Search the records for lines with the word "EventCode" and copy each match.

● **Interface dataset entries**
········
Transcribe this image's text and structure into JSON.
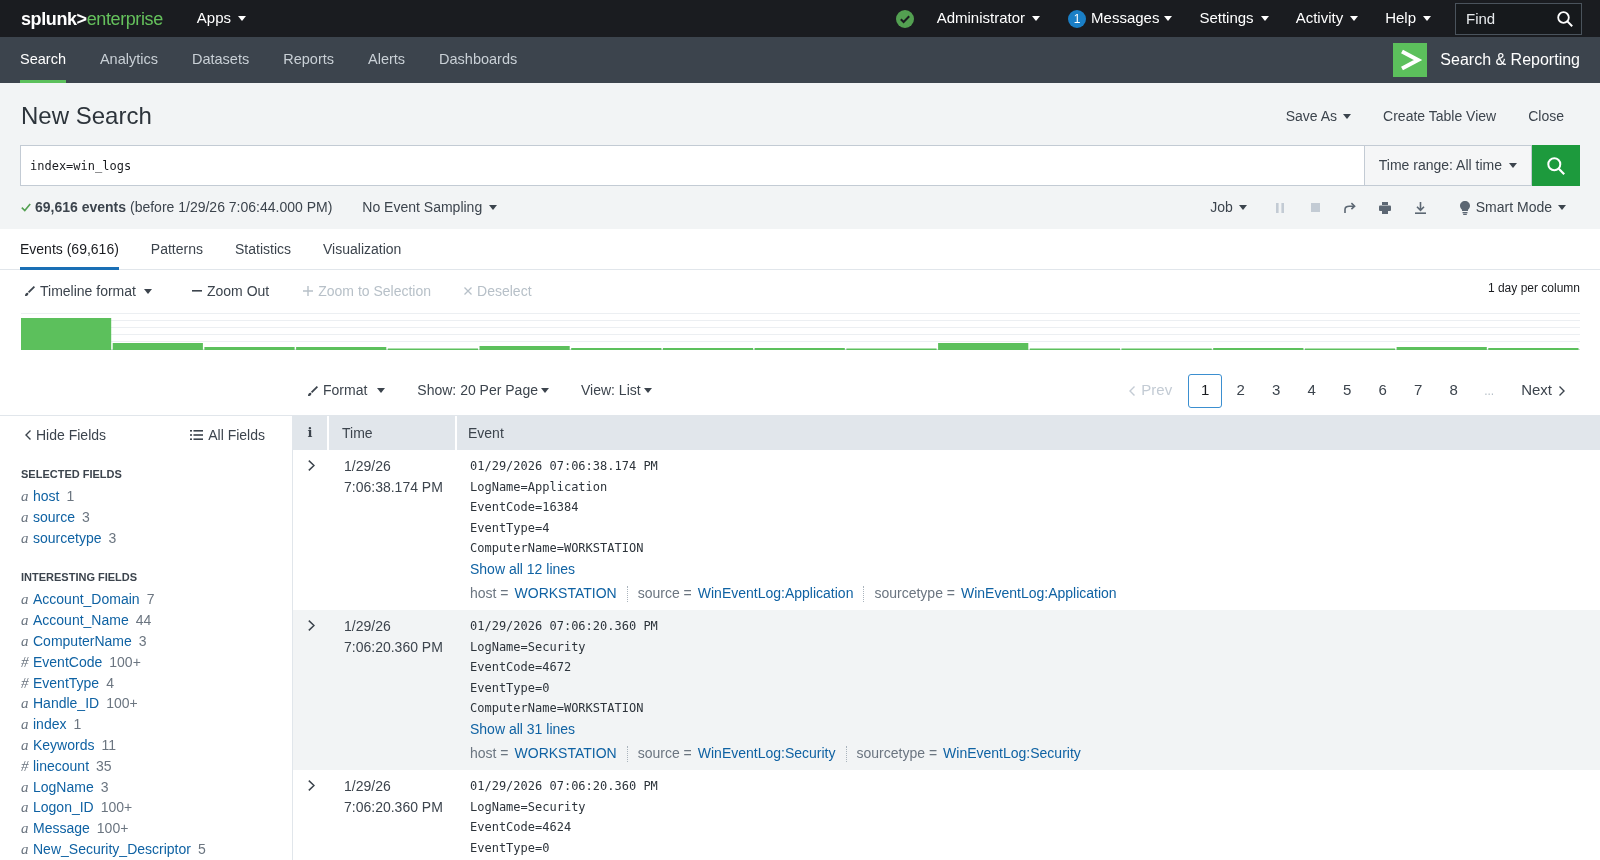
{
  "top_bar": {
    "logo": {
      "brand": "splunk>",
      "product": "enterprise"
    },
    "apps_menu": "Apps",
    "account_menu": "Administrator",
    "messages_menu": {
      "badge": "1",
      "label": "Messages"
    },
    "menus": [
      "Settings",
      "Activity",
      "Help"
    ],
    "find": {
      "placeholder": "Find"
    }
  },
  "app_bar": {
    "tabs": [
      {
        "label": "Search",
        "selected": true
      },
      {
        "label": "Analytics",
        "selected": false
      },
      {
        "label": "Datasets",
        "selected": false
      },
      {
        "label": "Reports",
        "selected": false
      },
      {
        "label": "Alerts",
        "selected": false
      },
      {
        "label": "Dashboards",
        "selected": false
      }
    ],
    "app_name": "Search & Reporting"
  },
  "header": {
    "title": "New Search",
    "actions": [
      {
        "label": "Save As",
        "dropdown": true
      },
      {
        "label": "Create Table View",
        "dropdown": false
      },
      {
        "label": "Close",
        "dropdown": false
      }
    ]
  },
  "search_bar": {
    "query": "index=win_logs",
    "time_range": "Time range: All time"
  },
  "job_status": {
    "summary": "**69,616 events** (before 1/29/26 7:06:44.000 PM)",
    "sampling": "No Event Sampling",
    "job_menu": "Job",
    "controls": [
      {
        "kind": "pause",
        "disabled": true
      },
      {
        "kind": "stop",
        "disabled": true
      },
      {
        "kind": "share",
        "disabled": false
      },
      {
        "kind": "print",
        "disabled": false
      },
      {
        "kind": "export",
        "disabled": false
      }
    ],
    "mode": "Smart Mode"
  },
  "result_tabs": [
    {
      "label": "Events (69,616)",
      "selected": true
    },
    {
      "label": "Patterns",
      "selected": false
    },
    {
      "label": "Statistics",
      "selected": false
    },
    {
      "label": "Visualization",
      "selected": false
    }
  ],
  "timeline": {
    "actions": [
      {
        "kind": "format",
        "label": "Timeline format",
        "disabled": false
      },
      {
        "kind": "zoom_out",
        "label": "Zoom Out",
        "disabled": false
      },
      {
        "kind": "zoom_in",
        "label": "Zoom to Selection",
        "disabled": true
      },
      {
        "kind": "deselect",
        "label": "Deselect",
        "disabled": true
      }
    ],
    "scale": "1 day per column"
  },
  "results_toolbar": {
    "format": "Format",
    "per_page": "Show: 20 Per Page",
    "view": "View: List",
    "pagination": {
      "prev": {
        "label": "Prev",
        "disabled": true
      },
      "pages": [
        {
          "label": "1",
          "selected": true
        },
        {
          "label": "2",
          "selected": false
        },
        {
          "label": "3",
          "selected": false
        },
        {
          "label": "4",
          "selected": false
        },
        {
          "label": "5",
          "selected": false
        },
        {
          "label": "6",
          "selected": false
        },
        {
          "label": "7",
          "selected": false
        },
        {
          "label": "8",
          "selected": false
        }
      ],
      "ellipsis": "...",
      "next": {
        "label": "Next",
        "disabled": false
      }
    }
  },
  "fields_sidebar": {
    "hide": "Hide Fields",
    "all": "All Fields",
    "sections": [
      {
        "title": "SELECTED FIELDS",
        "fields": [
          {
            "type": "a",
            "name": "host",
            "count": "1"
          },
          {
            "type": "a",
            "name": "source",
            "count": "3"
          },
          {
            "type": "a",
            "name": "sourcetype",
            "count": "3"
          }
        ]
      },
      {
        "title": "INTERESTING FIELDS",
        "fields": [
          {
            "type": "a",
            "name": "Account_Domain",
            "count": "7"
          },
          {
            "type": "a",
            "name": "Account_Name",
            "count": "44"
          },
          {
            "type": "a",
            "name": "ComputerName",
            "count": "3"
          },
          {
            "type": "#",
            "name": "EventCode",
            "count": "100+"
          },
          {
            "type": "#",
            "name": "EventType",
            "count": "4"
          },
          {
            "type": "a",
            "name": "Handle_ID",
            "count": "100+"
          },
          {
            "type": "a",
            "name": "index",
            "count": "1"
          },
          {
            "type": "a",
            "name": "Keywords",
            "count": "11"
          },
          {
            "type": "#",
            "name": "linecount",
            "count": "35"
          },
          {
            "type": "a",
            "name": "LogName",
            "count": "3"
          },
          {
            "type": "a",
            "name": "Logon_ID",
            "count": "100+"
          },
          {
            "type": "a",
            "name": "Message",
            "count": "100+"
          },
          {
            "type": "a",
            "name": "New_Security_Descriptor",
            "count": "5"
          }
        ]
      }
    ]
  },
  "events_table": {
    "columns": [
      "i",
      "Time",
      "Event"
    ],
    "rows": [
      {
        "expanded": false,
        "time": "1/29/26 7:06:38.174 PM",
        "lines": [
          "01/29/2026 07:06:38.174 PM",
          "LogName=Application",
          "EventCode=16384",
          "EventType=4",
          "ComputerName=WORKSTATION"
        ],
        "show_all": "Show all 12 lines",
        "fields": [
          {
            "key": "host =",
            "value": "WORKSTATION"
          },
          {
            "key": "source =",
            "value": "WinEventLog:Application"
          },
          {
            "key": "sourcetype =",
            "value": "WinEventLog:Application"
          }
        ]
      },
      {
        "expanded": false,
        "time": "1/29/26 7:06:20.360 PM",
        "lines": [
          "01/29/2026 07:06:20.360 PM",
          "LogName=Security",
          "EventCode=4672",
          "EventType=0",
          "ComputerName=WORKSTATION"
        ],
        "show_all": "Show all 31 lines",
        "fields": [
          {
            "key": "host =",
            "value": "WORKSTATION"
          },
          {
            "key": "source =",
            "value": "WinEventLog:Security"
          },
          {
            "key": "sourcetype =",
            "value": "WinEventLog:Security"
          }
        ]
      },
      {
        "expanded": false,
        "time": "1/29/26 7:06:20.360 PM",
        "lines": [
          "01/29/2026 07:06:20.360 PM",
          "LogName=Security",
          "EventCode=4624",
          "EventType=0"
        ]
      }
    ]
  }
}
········
● **RESULT**
            "name": "EventCode",
          "EventCode=16384",
          "EventCode=4672",
          "EventCode=4624",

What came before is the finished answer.